- Salad greens, about 8 ounces
- 8 ounces pancetta or slab bacon
- 2 tablespoons olive oil
- 1 tablespoon butter
- 4 garlic cloves, peeled and lightly crushed
- 1/4 cup dry white wine
- Salt for cooking the pasta
- 16 ounces spaghetti
- 3 eggs
- 1/3 cup Parmesan cheese
- Pepper to taste
To poach the eggs: Bring a shallow pan of water to boil. Add the vinegar and reduce the heat to a simmer. Crack each egg and gently slip into the simmering water and cook for about 2 minutes, until the whites are set but the yolks are still runny. With a slotted spoon, remove the eggs and place in a bowl of cold water.

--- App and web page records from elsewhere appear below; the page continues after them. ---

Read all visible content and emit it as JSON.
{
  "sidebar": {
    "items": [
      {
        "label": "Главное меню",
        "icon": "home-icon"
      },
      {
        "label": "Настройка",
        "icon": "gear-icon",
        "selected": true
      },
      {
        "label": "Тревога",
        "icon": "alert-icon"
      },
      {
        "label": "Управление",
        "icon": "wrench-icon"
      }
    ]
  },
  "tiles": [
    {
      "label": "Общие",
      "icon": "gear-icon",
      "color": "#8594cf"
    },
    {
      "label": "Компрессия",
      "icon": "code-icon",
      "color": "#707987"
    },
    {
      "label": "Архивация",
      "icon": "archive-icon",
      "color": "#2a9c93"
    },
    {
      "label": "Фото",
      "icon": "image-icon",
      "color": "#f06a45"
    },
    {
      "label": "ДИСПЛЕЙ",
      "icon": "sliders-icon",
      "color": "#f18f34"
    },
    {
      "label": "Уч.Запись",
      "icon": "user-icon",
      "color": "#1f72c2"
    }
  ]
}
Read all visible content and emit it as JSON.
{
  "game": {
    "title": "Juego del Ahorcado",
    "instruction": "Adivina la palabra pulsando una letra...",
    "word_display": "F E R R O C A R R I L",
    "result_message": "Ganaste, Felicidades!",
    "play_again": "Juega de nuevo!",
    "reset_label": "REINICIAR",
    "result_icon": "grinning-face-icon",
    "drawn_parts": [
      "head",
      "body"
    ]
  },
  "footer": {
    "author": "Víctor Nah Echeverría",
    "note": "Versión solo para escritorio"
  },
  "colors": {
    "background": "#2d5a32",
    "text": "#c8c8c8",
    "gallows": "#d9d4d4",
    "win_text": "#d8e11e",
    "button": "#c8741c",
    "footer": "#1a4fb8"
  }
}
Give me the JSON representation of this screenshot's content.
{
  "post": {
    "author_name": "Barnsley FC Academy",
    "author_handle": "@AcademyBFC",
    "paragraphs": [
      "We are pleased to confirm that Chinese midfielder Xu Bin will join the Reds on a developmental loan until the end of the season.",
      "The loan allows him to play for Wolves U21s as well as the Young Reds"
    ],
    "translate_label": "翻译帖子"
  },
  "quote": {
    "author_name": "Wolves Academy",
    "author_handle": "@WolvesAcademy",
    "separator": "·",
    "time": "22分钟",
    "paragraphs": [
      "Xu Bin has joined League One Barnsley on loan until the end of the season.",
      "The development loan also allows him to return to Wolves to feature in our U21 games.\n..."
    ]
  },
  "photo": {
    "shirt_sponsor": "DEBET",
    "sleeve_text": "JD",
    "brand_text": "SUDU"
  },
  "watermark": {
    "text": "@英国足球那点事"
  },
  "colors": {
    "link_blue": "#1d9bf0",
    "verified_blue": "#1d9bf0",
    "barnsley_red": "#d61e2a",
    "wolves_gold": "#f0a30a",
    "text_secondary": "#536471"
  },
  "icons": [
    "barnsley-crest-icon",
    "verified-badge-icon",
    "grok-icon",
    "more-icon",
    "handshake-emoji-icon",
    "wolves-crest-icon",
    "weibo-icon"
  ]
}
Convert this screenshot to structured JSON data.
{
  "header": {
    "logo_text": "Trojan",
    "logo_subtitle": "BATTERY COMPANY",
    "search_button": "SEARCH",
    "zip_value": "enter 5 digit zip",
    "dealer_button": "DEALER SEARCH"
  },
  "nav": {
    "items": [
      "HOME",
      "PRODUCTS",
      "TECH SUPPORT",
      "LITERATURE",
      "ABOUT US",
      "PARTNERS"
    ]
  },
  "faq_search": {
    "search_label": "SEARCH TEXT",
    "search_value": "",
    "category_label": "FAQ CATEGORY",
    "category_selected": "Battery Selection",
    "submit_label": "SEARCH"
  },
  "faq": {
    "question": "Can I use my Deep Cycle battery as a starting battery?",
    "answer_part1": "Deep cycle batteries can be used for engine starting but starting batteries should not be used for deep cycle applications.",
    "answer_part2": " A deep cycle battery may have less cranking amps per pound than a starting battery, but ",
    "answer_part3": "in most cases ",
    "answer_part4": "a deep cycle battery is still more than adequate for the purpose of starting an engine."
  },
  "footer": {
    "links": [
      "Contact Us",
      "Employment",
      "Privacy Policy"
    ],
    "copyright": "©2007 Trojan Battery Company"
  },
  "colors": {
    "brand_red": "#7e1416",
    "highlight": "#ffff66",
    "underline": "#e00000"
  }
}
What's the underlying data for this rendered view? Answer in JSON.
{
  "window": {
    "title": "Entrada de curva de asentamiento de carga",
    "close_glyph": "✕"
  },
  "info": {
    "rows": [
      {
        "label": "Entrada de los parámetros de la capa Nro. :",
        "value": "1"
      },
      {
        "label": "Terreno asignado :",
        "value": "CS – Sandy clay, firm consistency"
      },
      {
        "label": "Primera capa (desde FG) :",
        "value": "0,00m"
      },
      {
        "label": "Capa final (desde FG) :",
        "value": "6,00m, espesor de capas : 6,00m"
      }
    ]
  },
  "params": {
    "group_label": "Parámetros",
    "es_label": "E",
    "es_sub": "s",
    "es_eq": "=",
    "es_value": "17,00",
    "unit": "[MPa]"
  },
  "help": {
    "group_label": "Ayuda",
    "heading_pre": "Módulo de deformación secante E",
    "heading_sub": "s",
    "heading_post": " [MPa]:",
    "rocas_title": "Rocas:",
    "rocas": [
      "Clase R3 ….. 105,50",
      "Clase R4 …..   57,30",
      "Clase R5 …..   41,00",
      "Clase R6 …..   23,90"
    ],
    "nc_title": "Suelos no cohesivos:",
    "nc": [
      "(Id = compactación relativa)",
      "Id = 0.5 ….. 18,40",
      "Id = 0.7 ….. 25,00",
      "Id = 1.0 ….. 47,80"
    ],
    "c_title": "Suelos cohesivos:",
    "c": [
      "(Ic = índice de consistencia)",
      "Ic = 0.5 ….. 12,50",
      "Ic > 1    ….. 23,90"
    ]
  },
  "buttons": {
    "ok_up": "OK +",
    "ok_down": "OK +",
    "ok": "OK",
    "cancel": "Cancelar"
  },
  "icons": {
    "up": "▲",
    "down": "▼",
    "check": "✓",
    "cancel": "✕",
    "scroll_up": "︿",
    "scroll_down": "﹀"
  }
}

Cut the pancetta into slivers that are 1-inch long and 1/2 inch thick. Saute them in a skillet over medium-high heat, until the lardons are golden brown and have given off quite a bit of their fat. Remove the lardons from the fat, reserving the fat for use in the dressing.

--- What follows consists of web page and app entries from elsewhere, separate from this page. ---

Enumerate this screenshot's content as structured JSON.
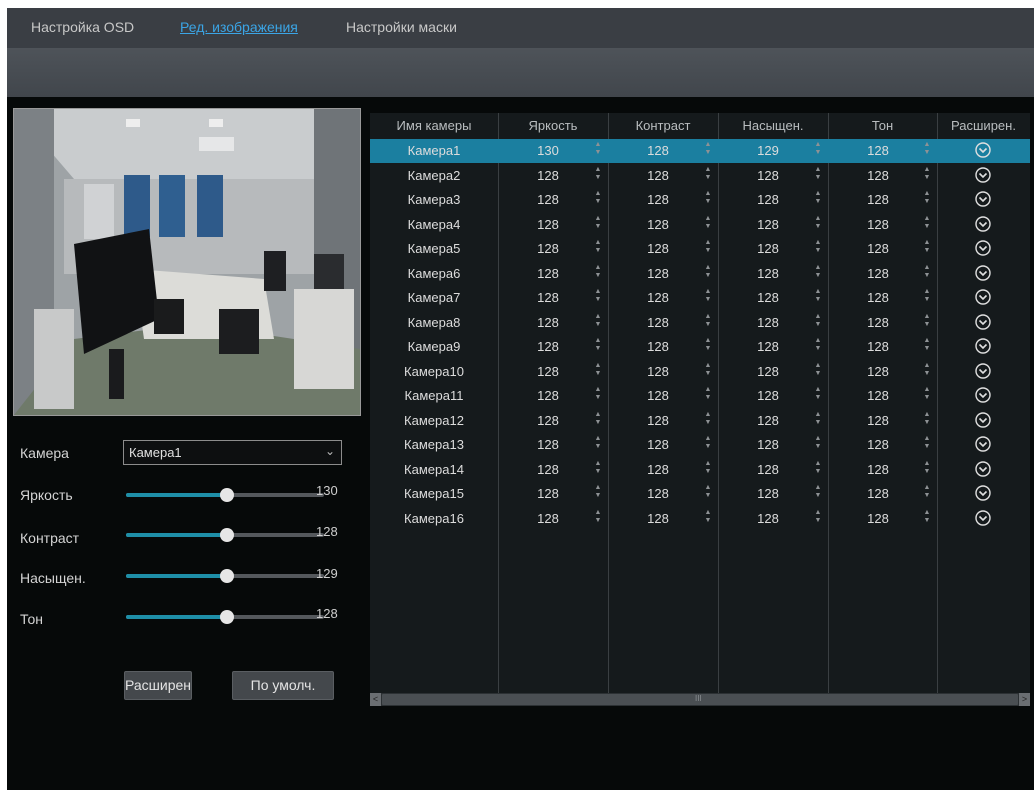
{
  "tabs": [
    {
      "label": "Настройка OSD",
      "active": false
    },
    {
      "label": "Ред. изображения",
      "active": true
    },
    {
      "label": "Настройки маски",
      "active": false
    }
  ],
  "form": {
    "camera_label": "Камера",
    "camera_value": "Камера1",
    "sliders": [
      {
        "label": "Яркость",
        "value": "130",
        "fraction": 0.51
      },
      {
        "label": "Контраст",
        "value": "128",
        "fraction": 0.51
      },
      {
        "label": "Насыщен.",
        "value": "129",
        "fraction": 0.51
      },
      {
        "label": "Тон",
        "value": "128",
        "fraction": 0.51
      }
    ],
    "advanced_button": "Расширен",
    "default_button": "По умолч."
  },
  "table": {
    "columns": [
      "Имя камеры",
      "Яркость",
      "Контраст",
      "Насыщен.",
      "Тон",
      "Расширен."
    ],
    "rows": [
      {
        "name": "Камера1",
        "brightness": "130",
        "contrast": "128",
        "saturation": "129",
        "hue": "128",
        "selected": true
      },
      {
        "name": "Камера2",
        "brightness": "128",
        "contrast": "128",
        "saturation": "128",
        "hue": "128"
      },
      {
        "name": "Камера3",
        "brightness": "128",
        "contrast": "128",
        "saturation": "128",
        "hue": "128"
      },
      {
        "name": "Камера4",
        "brightness": "128",
        "contrast": "128",
        "saturation": "128",
        "hue": "128"
      },
      {
        "name": "Камера5",
        "brightness": "128",
        "contrast": "128",
        "saturation": "128",
        "hue": "128"
      },
      {
        "name": "Камера6",
        "brightness": "128",
        "contrast": "128",
        "saturation": "128",
        "hue": "128"
      },
      {
        "name": "Камера7",
        "brightness": "128",
        "contrast": "128",
        "saturation": "128",
        "hue": "128"
      },
      {
        "name": "Камера8",
        "brightness": "128",
        "contrast": "128",
        "saturation": "128",
        "hue": "128"
      },
      {
        "name": "Камера9",
        "brightness": "128",
        "contrast": "128",
        "saturation": "128",
        "hue": "128"
      },
      {
        "name": "Камера10",
        "brightness": "128",
        "contrast": "128",
        "saturation": "128",
        "hue": "128"
      },
      {
        "name": "Камера11",
        "brightness": "128",
        "contrast": "128",
        "saturation": "128",
        "hue": "128"
      },
      {
        "name": "Камера12",
        "brightness": "128",
        "contrast": "128",
        "saturation": "128",
        "hue": "128"
      },
      {
        "name": "Камера13",
        "brightness": "128",
        "contrast": "128",
        "saturation": "128",
        "hue": "128"
      },
      {
        "name": "Камера14",
        "brightness": "128",
        "contrast": "128",
        "saturation": "128",
        "hue": "128"
      },
      {
        "name": "Камера15",
        "brightness": "128",
        "contrast": "128",
        "saturation": "128",
        "hue": "128"
      },
      {
        "name": "Камера16",
        "brightness": "128",
        "contrast": "128",
        "saturation": "128",
        "hue": "128"
      }
    ],
    "advanced_icon": "chevron-down-circle-icon",
    "spinner_icon": "up-down-spinner-icon"
  },
  "scrollbar": {
    "grip": "III",
    "left_icon": "arrow-left-icon",
    "right_icon": "arrow-right-icon"
  },
  "colors": {
    "accent": "#3ba5e6",
    "selected_row": "#1b7fa0",
    "slider_fill": "#1e8fa8",
    "background": "#060909",
    "table_bg": "#151a1c"
  }
}
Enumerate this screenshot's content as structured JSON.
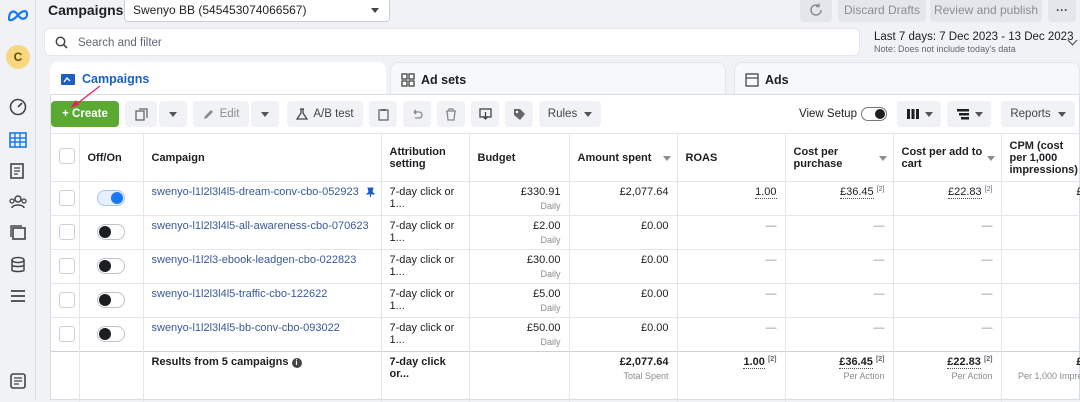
{
  "app": {
    "title": "Campaigns",
    "account": "Swenyo BB (545453074066567)",
    "discard": "Discard Drafts",
    "review": "Review and publish",
    "more": "···",
    "avatar": "C"
  },
  "search": {
    "placeholder": "Search and filter"
  },
  "daterange": {
    "label": "Last 7 days: 7 Dec 2023 - 13 Dec 2023",
    "note": "Note: Does not include today's data"
  },
  "tabs": [
    {
      "label": "Campaigns"
    },
    {
      "label": "Ad sets"
    },
    {
      "label": "Ads"
    }
  ],
  "toolbar": {
    "create": "+ Create",
    "edit": "Edit",
    "ab_test": "A/B test",
    "rules": "Rules",
    "view_setup": "View Setup",
    "reports": "Reports"
  },
  "table": {
    "headers": [
      "Off/On",
      "Campaign",
      "Attribution setting",
      "Budget",
      "Amount spent",
      "ROAS",
      "Cost per purchase",
      "Cost per add to cart",
      "CPM (cost per 1,000 impressions)"
    ],
    "rows": [
      {
        "on": true,
        "name": "swenyo-l1l2l3l4l5-dream-conv-cbo-052923",
        "attr": "7-day click or 1...",
        "budget": "£330.91",
        "budget_sub": "Daily",
        "spent": "£2,077.64",
        "roas": "1.00",
        "cpp": "£36.45",
        "cpp_sup": "[2]",
        "cpa": "£22.83",
        "cpa_sup": "[2]",
        "cpm": "£"
      },
      {
        "on": false,
        "name": "swenyo-l1l2l3l4l5-all-awareness-cbo-070623",
        "attr": "7-day click or 1...",
        "budget": "£2.00",
        "budget_sub": "Daily",
        "spent": "£0.00",
        "roas": "—",
        "cpp": "—",
        "cpp_sup": "",
        "cpa": "—",
        "cpa_sup": "",
        "cpm": ""
      },
      {
        "on": false,
        "name": "swenyo-l1l2l3-ebook-leadgen-cbo-022823",
        "attr": "7-day click or 1...",
        "budget": "£30.00",
        "budget_sub": "Daily",
        "spent": "£0.00",
        "roas": "—",
        "cpp": "—",
        "cpp_sup": "",
        "cpa": "—",
        "cpa_sup": "",
        "cpm": ""
      },
      {
        "on": false,
        "name": "swenyo-l1l2l3l4l5-traffic-cbo-122622",
        "attr": "7-day click or 1...",
        "budget": "£5.00",
        "budget_sub": "Daily",
        "spent": "£0.00",
        "roas": "—",
        "cpp": "—",
        "cpp_sup": "",
        "cpa": "—",
        "cpa_sup": "",
        "cpm": ""
      },
      {
        "on": false,
        "name": "swenyo-l1l2l3l4l5-bb-conv-cbo-093022",
        "attr": "7-day click or 1...",
        "budget": "£50.00",
        "budget_sub": "Daily",
        "spent": "£0.00",
        "roas": "—",
        "cpp": "—",
        "cpp_sup": "",
        "cpa": "—",
        "cpa_sup": "",
        "cpm": ""
      }
    ],
    "summary": {
      "label": "Results from 5 campaigns",
      "attr": "7-day click or...",
      "spent": "£2,077.64",
      "spent_sub": "Total Spent",
      "roas": "1.00",
      "roas_sup": "[2]",
      "cpp": "£36.45",
      "cpp_sup": "[2]",
      "cpp_sub": "Per Action",
      "cpa": "£22.83",
      "cpa_sup": "[2]",
      "cpa_sub": "Per Action",
      "cpm": "£",
      "cpm_sub": "Per 1,000 Impre"
    }
  },
  "colors": {
    "create": "#5ba833",
    "accent": "#1877f2",
    "link": "#385898"
  }
}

To make the vinaigrette: Whisk together the vinegar, fat, and mustard in a small bowl. Season to taste with salt and pepper.
To assemble the salad: Place the lardons back into your skillet and saute for thirty seconds or so, until crispy. Toss your salad with the vinaigrette and lardons. Place each portion into the serving plates. Briefly reheat the poached eggs in simmering water (about 30 seconds), and place the eggs on top of the salad greens.
Spaghetti alla Carbonara
Adapted from More Classic Italian Cooking by Marcella Hazan.
Cut the pancetta into slivers that are 1-inch long and 1/2 inch thick.
Put the oil, butter, and crushed garlic into a saucepan or small saute pan, and turn on the heat to medium high. When the garlic turns deep gold, remove and discard it.
Sauté the pancetta in the same skillet over medium-high heat, until the lardons are golden brown and have given off quite a bit of their fat.
Add the wine, and let it boil away from a minute or so; then turn off the heat.
In the meantime, bring a large pot of water to boil. Add a few tablespoons salt, and place the spaghetti into the boiling water.
In a large bowl or pot, beat the eggs lightly and add the cheese, grated. Add pepper to taste.
When the spaghetti is al dente, drain it, reserving some of the pasta water. Place the spaghetti into the bowl with the egg and cheese, and toss rapidly and thoroughly until each strand is coated.
Reheat the pancetta over high heat; then pour the pancetta along with its fat into the spaghetti. Toss thoroughly until each strand is coated, and serve immediately.